Your instructions = Look through the lines below and extract each one that contains "meta".
--- The data Enclosed Below ---
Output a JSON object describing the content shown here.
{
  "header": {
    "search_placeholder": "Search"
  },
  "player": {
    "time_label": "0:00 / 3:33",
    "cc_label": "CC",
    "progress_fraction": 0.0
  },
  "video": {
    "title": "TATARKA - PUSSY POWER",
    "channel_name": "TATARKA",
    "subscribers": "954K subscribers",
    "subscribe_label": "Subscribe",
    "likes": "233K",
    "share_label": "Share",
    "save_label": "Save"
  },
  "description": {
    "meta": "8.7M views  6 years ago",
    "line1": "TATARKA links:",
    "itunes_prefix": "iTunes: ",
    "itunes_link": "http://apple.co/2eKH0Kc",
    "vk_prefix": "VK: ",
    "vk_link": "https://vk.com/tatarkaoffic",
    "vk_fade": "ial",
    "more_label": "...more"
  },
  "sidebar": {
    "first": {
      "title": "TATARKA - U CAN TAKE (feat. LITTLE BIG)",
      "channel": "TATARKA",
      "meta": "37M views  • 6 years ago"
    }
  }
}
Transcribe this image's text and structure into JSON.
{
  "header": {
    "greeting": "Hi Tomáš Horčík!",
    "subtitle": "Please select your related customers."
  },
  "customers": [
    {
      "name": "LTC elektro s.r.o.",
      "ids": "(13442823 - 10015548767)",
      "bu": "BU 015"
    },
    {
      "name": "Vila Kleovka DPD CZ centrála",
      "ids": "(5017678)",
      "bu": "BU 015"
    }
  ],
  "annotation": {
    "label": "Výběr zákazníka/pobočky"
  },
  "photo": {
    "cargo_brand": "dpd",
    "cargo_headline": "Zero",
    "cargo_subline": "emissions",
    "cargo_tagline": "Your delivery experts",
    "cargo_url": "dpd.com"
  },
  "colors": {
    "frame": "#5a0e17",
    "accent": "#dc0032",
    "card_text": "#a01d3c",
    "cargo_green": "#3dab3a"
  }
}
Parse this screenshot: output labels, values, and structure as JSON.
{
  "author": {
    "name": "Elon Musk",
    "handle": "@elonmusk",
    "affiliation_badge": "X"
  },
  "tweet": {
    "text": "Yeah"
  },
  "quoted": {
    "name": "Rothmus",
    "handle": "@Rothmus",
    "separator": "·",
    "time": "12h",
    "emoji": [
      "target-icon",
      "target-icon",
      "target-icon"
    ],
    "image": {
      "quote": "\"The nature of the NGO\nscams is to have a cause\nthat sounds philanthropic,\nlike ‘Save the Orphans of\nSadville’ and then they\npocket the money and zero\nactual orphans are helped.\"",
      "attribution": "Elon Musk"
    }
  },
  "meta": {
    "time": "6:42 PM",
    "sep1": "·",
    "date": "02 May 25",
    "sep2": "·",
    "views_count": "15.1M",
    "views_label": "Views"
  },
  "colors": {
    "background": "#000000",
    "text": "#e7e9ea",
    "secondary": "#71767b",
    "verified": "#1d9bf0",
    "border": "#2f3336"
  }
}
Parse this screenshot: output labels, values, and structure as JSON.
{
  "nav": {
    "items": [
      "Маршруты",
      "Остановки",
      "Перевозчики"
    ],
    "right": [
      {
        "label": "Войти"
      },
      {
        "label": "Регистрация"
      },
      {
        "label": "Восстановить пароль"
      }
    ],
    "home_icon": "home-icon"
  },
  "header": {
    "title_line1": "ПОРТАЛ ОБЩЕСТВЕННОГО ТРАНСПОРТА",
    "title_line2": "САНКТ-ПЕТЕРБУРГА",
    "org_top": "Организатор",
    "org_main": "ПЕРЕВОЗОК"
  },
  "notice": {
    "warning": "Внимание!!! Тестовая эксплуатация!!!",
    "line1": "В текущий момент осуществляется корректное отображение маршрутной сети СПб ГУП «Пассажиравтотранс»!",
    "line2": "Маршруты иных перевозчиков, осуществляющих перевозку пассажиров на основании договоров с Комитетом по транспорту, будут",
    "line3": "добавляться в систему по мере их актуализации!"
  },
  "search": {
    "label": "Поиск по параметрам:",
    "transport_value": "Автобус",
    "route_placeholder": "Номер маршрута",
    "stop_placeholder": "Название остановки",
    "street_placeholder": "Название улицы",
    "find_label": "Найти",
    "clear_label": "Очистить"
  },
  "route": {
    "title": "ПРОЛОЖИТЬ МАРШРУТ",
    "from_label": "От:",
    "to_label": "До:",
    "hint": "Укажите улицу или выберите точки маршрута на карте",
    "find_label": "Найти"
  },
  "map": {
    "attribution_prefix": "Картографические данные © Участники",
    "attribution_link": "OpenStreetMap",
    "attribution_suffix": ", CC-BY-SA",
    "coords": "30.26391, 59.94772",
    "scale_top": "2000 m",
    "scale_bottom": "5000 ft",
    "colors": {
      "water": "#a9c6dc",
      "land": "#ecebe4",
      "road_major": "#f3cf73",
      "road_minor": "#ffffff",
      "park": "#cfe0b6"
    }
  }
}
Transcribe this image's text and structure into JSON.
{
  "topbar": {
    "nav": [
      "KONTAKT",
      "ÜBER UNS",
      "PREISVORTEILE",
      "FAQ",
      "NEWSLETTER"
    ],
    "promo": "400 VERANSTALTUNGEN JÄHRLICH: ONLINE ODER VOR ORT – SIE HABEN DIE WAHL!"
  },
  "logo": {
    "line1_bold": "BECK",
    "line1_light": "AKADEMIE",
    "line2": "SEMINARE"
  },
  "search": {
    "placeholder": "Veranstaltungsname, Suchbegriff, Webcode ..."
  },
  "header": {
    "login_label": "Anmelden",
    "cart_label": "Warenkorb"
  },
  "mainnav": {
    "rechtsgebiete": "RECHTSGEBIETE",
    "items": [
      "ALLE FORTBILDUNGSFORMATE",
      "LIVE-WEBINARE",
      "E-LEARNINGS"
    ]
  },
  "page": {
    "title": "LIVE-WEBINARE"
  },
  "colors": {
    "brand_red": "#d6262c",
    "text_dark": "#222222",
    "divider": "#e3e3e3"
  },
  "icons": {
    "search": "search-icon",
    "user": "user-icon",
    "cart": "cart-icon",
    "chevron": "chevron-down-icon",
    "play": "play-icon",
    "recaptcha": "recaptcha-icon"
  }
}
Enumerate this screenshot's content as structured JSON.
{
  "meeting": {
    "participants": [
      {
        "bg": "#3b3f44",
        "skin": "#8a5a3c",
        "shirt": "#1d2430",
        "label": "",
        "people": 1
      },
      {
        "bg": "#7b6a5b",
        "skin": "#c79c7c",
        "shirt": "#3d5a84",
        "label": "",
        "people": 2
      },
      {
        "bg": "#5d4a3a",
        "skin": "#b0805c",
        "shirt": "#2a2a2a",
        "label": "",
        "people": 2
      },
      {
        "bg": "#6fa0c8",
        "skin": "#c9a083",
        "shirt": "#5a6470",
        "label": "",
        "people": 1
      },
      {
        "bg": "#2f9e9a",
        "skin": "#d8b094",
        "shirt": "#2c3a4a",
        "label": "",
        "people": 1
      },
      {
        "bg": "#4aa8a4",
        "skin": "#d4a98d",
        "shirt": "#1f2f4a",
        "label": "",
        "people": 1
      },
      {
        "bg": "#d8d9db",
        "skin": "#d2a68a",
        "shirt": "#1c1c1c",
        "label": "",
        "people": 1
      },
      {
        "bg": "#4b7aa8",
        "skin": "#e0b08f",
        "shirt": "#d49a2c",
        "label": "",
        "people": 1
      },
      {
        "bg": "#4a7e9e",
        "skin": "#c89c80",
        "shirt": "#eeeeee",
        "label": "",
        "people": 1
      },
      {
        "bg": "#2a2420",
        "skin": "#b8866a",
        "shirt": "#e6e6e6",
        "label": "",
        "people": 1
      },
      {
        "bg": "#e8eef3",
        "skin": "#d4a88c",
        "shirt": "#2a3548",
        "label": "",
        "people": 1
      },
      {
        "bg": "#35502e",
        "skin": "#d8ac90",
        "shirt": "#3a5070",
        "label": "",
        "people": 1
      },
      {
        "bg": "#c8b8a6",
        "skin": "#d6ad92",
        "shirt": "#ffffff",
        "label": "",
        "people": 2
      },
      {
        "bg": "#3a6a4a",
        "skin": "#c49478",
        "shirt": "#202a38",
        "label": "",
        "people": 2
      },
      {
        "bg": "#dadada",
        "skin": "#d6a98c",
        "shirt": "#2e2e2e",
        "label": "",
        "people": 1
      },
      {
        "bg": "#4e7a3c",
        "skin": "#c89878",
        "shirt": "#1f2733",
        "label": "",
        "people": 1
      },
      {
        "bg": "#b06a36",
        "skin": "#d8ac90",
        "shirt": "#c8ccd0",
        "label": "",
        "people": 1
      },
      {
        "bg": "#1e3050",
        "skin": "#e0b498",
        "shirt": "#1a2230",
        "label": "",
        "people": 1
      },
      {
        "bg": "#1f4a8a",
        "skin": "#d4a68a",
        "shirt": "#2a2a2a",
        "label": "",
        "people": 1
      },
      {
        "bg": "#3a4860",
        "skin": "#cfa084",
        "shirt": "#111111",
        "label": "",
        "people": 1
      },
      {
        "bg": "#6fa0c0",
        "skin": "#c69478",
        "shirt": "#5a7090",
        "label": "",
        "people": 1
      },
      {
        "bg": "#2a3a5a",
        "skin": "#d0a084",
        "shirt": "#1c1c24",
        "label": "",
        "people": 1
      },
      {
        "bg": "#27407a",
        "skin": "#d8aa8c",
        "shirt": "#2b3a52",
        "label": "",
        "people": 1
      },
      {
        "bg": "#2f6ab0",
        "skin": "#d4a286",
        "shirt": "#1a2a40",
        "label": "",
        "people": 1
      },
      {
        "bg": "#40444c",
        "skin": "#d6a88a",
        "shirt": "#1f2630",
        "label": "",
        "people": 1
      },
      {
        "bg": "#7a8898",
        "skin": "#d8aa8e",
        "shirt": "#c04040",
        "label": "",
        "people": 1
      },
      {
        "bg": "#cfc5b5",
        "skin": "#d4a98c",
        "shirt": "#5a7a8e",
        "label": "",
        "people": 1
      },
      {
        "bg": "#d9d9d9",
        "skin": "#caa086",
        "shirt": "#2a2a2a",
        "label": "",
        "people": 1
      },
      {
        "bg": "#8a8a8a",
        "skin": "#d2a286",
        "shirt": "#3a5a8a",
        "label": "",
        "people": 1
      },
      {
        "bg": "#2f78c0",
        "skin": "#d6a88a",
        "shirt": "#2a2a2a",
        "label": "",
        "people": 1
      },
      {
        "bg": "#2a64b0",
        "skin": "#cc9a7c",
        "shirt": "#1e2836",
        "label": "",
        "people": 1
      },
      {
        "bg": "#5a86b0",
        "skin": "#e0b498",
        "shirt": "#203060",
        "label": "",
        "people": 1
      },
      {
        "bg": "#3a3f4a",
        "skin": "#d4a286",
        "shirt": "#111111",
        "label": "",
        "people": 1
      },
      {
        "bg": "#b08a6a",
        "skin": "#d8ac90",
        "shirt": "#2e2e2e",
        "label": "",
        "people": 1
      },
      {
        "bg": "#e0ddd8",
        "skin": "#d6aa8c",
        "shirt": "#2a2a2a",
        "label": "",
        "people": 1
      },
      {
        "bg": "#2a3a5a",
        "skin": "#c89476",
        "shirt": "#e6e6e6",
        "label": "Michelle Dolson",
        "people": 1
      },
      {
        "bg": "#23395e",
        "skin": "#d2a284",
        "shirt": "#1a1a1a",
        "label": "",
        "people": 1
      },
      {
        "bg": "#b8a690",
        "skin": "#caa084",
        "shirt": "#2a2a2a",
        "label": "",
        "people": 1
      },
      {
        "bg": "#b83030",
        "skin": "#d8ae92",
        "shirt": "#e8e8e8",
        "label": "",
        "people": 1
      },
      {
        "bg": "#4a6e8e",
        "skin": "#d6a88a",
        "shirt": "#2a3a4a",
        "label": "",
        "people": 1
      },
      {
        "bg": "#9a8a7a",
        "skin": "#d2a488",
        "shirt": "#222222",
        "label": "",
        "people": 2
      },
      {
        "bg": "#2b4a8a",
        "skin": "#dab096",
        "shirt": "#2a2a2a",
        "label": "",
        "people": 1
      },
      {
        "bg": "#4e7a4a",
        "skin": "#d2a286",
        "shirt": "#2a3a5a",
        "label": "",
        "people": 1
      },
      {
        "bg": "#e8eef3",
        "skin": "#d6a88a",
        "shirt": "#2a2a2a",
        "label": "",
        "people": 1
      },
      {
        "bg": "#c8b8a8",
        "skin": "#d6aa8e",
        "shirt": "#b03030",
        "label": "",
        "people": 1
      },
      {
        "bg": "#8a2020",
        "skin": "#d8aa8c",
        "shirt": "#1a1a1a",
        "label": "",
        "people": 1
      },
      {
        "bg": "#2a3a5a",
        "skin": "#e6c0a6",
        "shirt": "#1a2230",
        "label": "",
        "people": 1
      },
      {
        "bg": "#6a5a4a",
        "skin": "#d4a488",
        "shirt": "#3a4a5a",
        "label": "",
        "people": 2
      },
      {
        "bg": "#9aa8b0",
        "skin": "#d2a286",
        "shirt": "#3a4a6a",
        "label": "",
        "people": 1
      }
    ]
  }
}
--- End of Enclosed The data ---
Answer for this exercise =
    "meta": "8.7M views  6 years ago",
      "meta": "37M views  • 6 years ago"
  "meta": {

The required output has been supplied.